Oftentimes when supporting the production of cost volumes and pricing exercises for clients, we’re given a basis of estimate (BOE) that has been written by someone on the technical team. Even being a group of accounting and compliance professionals who know little in areas such as cyber, engineering, or other technical areas of the scope of work, we’re left scratching our heads. This usually leads to several back-and-forth discussions centered around gleaning enough information from the technical team to pass the proverbial government “sniff test”.
The reality of source selection boards is that those who sit on said selection board may be a mixture of technical and non-technical backgrounds. Furthermore, the DCMA Cost Analyst or DCAA auditor who is auditing, performing cost/price analysis, or cost realism on the proposal likely does not have a deep technical understanding either. This means that it is in your best interest to take the necessary time to prepare and articulate a clear, convincing basis of estimate for labor in the proposal that can be understood by anyone evaluating the proposal.

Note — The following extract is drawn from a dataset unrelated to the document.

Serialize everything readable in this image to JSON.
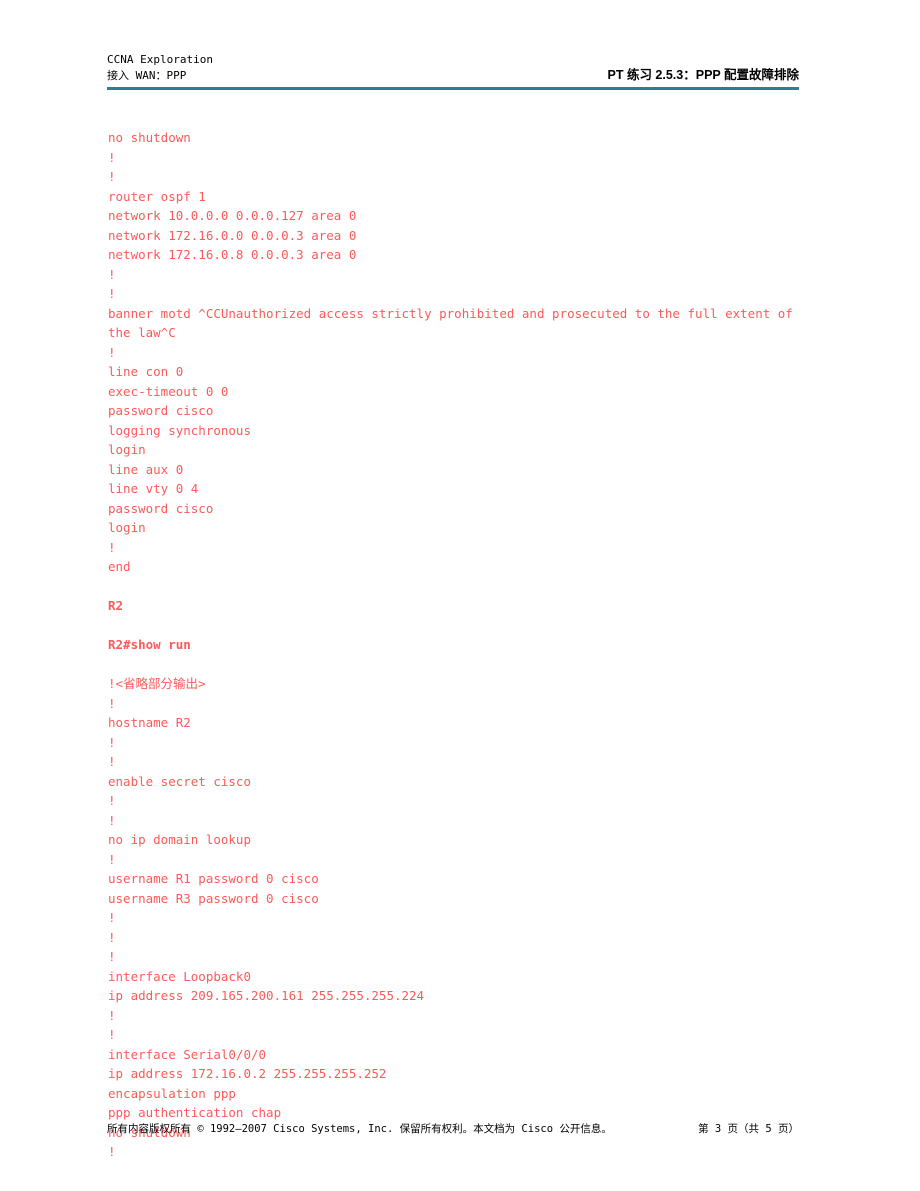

Below is a list of helpful tips and recommendations that could provide useful when discussing BOEs with your engineering and technical teams who are supporting the estimate of hours for a program:
- The use of the phrases “engineering judgement” or “management estimates” should be minimized as these tend to be other ways to say, “I don’t know”.

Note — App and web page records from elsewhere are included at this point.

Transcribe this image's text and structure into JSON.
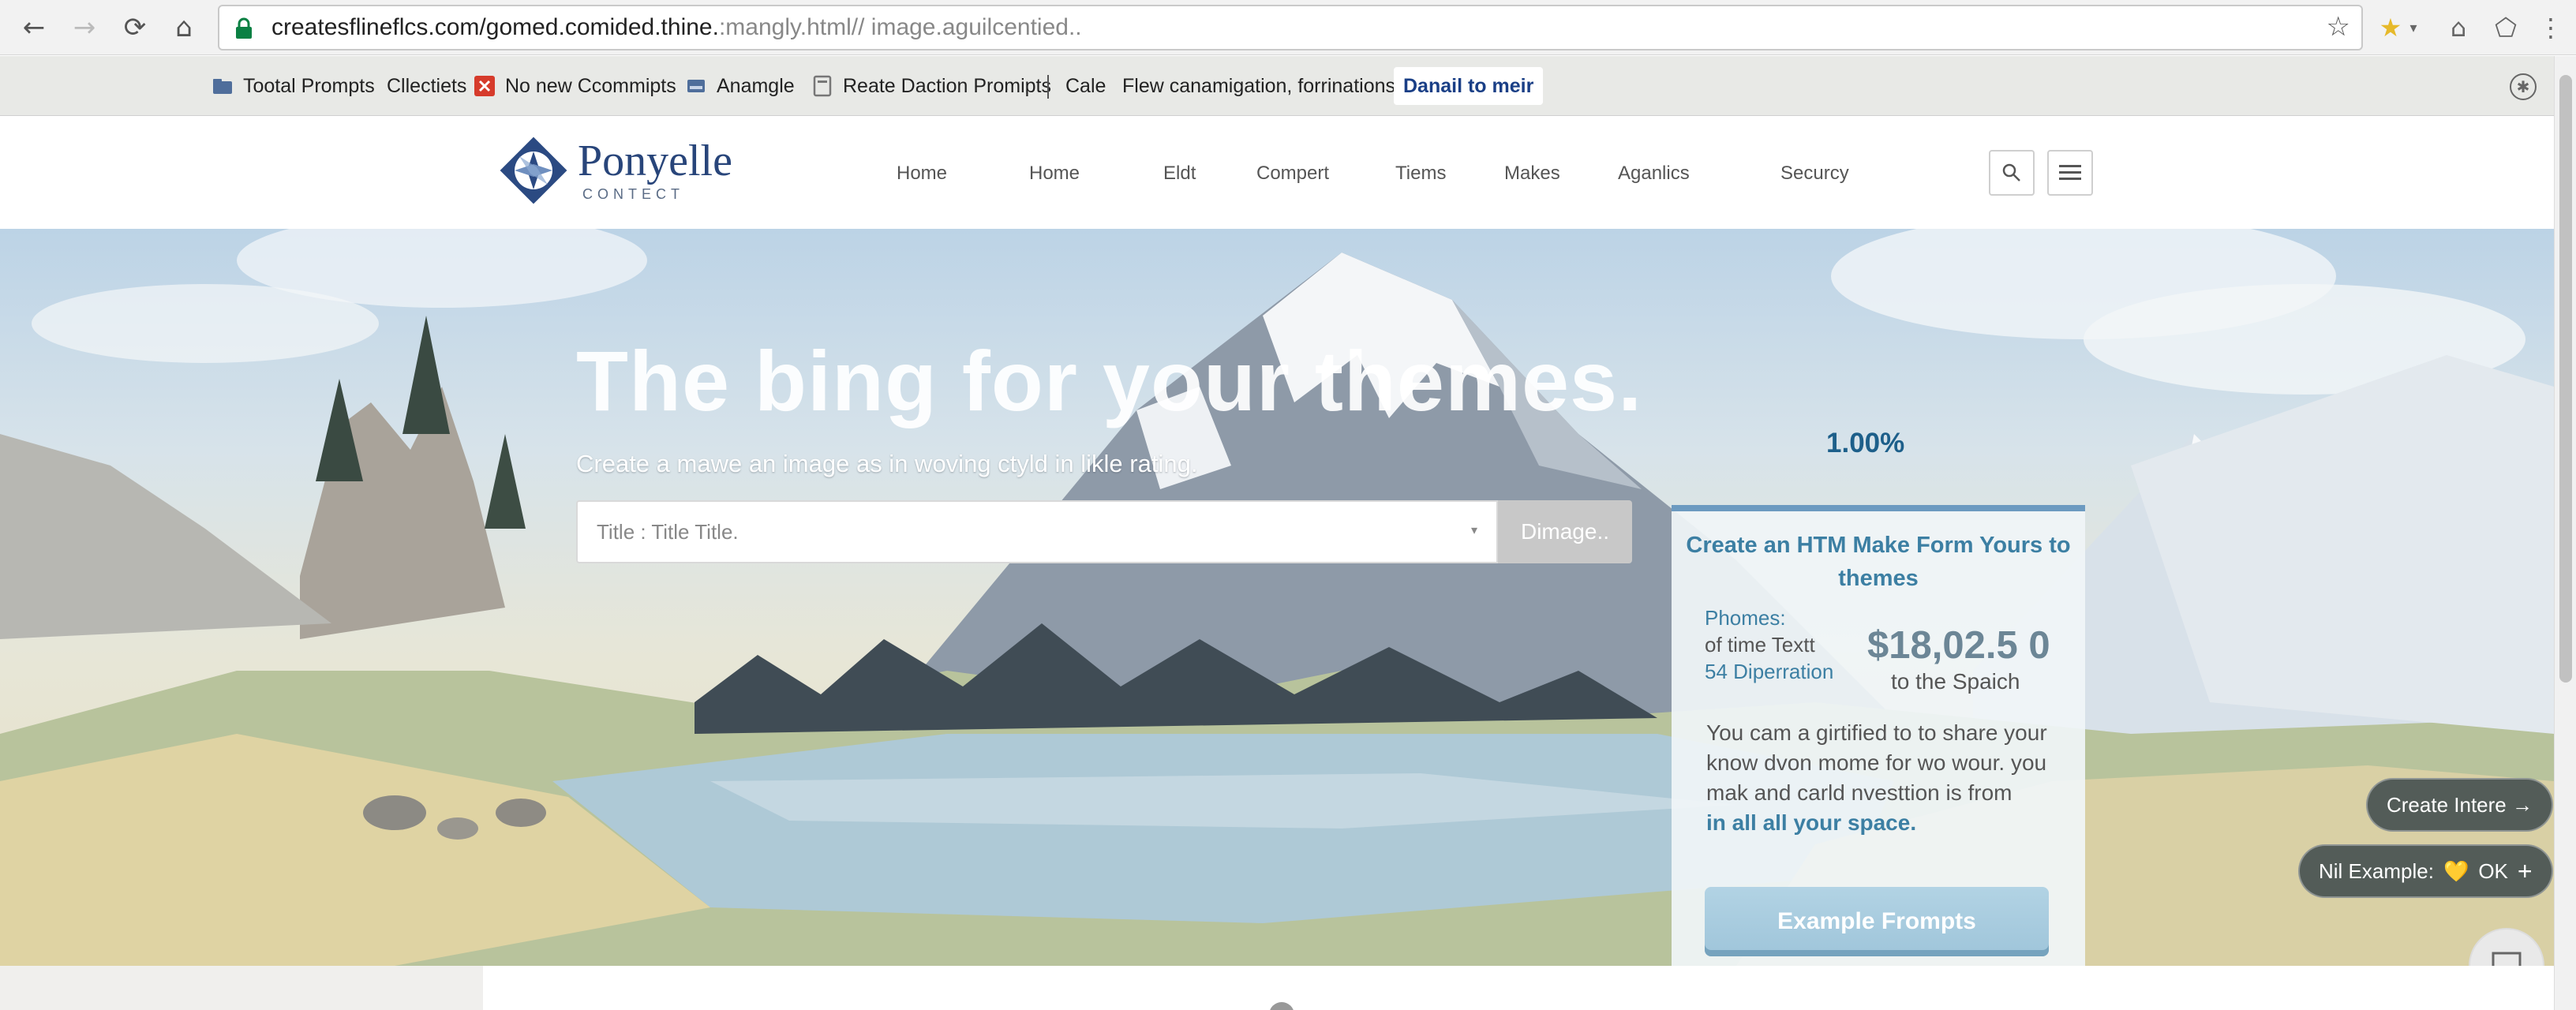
{
  "browser": {
    "url_host": "createsflineflcs.com/gomed.comided.thine.",
    "url_path": ":mangly.html// image.aguilcentied..",
    "nav": {
      "back": "←",
      "forward": "→",
      "reload": "⟳",
      "home": "⌂"
    },
    "bookmarks": [
      {
        "label": "Tootal Prompts",
        "icon": "folder-icon",
        "color": "#4f6e9b"
      },
      {
        "label": "Cllectiets",
        "icon": "",
        "color": ""
      },
      {
        "label": "No new Ccommipts",
        "icon": "close-box-icon",
        "color": "#d63b2b"
      },
      {
        "label": "Anamgle",
        "icon": "drive-icon",
        "color": "#4f6e9b"
      },
      {
        "label": "Reate Daction Promipts",
        "icon": "page-icon",
        "color": "#777777"
      },
      {
        "label": "Cale",
        "icon": "",
        "color": ""
      },
      {
        "label": "Flew canamigation, forrinations",
        "icon": "",
        "color": ""
      },
      {
        "label": "Danail to meir",
        "icon": "",
        "color": ""
      }
    ]
  },
  "header": {
    "logo_name": "Ponyelle",
    "logo_sub": "CONTECT",
    "nav": [
      "Home",
      "Home",
      "Eldt",
      "Compert",
      "Tiems",
      "Makes",
      "Aganlics",
      "Securcy"
    ],
    "search_icon": "search-icon",
    "menu_icon": "hamburger-icon"
  },
  "hero": {
    "title": "The bing for your themes.",
    "subtitle": "Create a mawe an image as in woving ctyld in likle rating.",
    "input_placeholder": "Title : Title Title.",
    "button_label": "Dimage..",
    "percent": "1.00%"
  },
  "card": {
    "title": "Create an HTM Make Form Yours to themes",
    "label_phones": "Phomes:",
    "label_text": "of time Textt",
    "label_depreciation": "54 Diperration",
    "price": "$18,02.5 0",
    "price_sub": "to the Spaich",
    "body": "You cam a girtified to to share your know dvon mome for wo wour. you mak and carld nvesttion is from",
    "body_strong": "in all all your space.",
    "cta": "Example Frompts"
  },
  "floating": {
    "create": "Create Intere →",
    "example": "Nil Example:",
    "ok": "OK",
    "plus": "+",
    "heart": "💛"
  },
  "colors": {
    "brand": "#28457a",
    "accent": "#3c7fa3",
    "card_top": "#6c9ac0"
  }
}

- Focus on objective data that you have on hand from similar projects or programs and correlate the events/activities of the referential program to clearly link to the scope of work.
- Don’t start writing the BOE until you have clearly broken down the project into the individual Work Breakdown Structure (WBS) elements.

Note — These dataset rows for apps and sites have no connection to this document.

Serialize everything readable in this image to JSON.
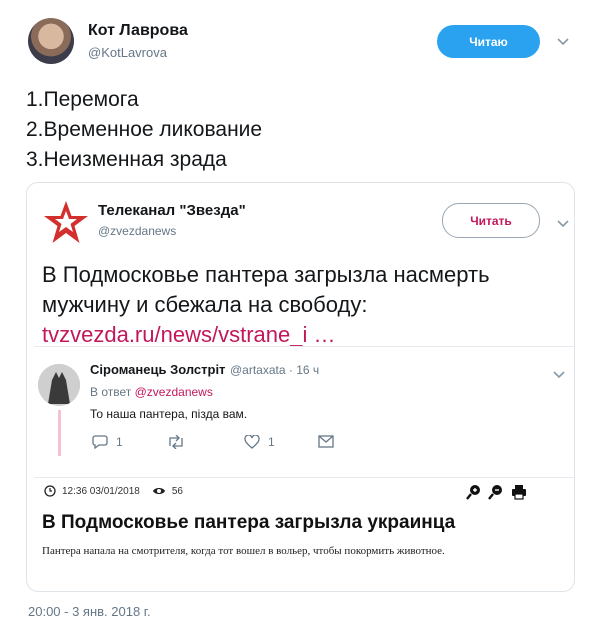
{
  "tweet": {
    "author_name": "Кот Лаврова",
    "author_handle": "@KotLavrova",
    "follow_label": "Читаю",
    "lines": [
      "1.Перемога",
      "2.Временное ликование",
      "3.Неизменная зрада"
    ],
    "timestamp": "20:00 - 3 янв. 2018 г."
  },
  "quoted": {
    "author_name": "Телеканал \"Звезда\"",
    "author_handle": "@zvezdanews",
    "follow_label": "Читать",
    "text_line1": "В Подмосковье пантера загрызла насмерть",
    "text_line2": "мужчину и сбежала на свободу:",
    "link": "tvzvezda.ru/news/vstrane_i …"
  },
  "reply": {
    "author_name": "Сіроманець Золстріт",
    "author_handle": "@artaxata · 16 ч",
    "reply_prefix": "В ответ",
    "reply_to": "@zvezdanews",
    "text": "То наша пантера, пізда вам.",
    "replies_count": "1",
    "likes_count": "1"
  },
  "article": {
    "datetime": "12:36 03/01/2018",
    "views": "56",
    "title": "В Подмосковье пантера загрызла украинца",
    "body": "Пантера напала на смотрителя, когда тот вошел в вольер, чтобы покормить животное."
  },
  "colors": {
    "follow_bg": "#2aa2f0",
    "brand": "#c2185b",
    "muted": "#657786"
  }
}
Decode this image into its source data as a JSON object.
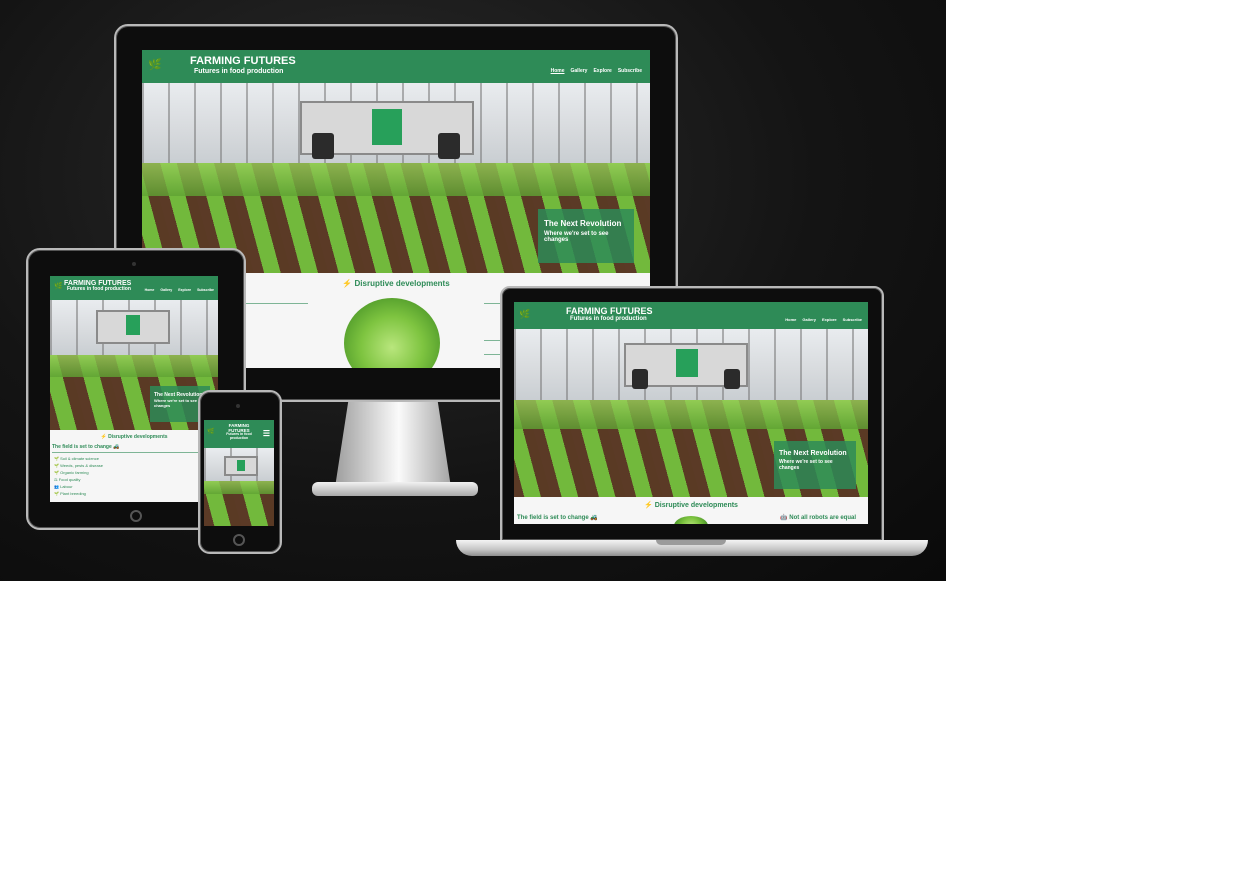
{
  "site": {
    "brand_title": "FARMING FUTURES",
    "brand_subtitle": "Futures in food production",
    "nav": [
      "Home",
      "Gallery",
      "Explore",
      "Subscribe"
    ],
    "hero_heading": "The Next Revolution",
    "hero_sub": "Where we're set to see changes",
    "section_title": "⚡ Disruptive developments",
    "field_heading": "The field is set to change 🚜",
    "robots_heading": "🤖 Not all robots are equal",
    "topics": [
      "🌱 Soil & climate science",
      "🌱 Weeds, pests & disease",
      "🌱 Organic farming",
      "⚖ Food quality",
      "👥 Labour",
      "🌱 Plant breeding"
    ],
    "menu_icon": "☰",
    "logo_icon": "🌿"
  },
  "colors": {
    "brand_green": "#2e8b57",
    "background": "#141414"
  }
}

- Define your BOEs at the lowest level of detail and then summarize in narrative form based on page limitations. Typically, cost volumes are not limited in terms of page count, so the first draft should focus on providing as much detail as possible. This way, the narrative writers can appropriately summarize, build tables, etc. to get the message across that you know the scope of work and what it will take to complete.
- Be sure to consider contingencies and any assumptions utilized in developing an individual BOE.
- Designate someone other than the person(s) who develop the BOEs to play devil’s advocate. This is a critical part of the technical review process to ensure the soundness of your BOEs. Furthermore, we recommend including a non-technical representative in the review process to provide a holistic view from the perspective of all potential proposal evaluators.
- Don’t forget to include “extras” associated with a new program. Often times a new hire cannot simply assume the position and immediately begin working. There may be time for training, obtaining clearances and other validations necessary to begin work, so it’s critical to consider this time as well. Over a 5-year program and hundreds of labor categories, even just a half day of training and safety briefing can add up.
- The BOE process does not stop once the proposal is submitted. Ongoing monitoring on the validity of BOEs and maintaining a library of BOEs from both successful and non-successful proposals can continually improve your BOE development process.
- Finally, your labor pricing is as critical as your estimate of hours. Utilizing salary surveys is truly a science; choosing the right mapping is rarely as simple as matching the labor category title. It is critical to have someone on your team who is truly knowledgeable about your chosen salary survey software, and it is critical that they can explain why a specific reference position was selected.
If your team needs support writing or evaluating BoEs, the team at Redstone GCI can help. We routinely support all facets of proposal pricing, including the BoE development process. Our team can augment your proposal team to provide subject matter expertise during the proposal writing/pricing or as part of your color team reviews. Our HR & Employment Law group includes compensation expert’s adept at developing narrative to support total compensation plan, the use of salary surveys and many other qualitative aspects of labor pricing. Our firm supports winning bids in excess of $1B annually and is routinely sought out for critical pricing support.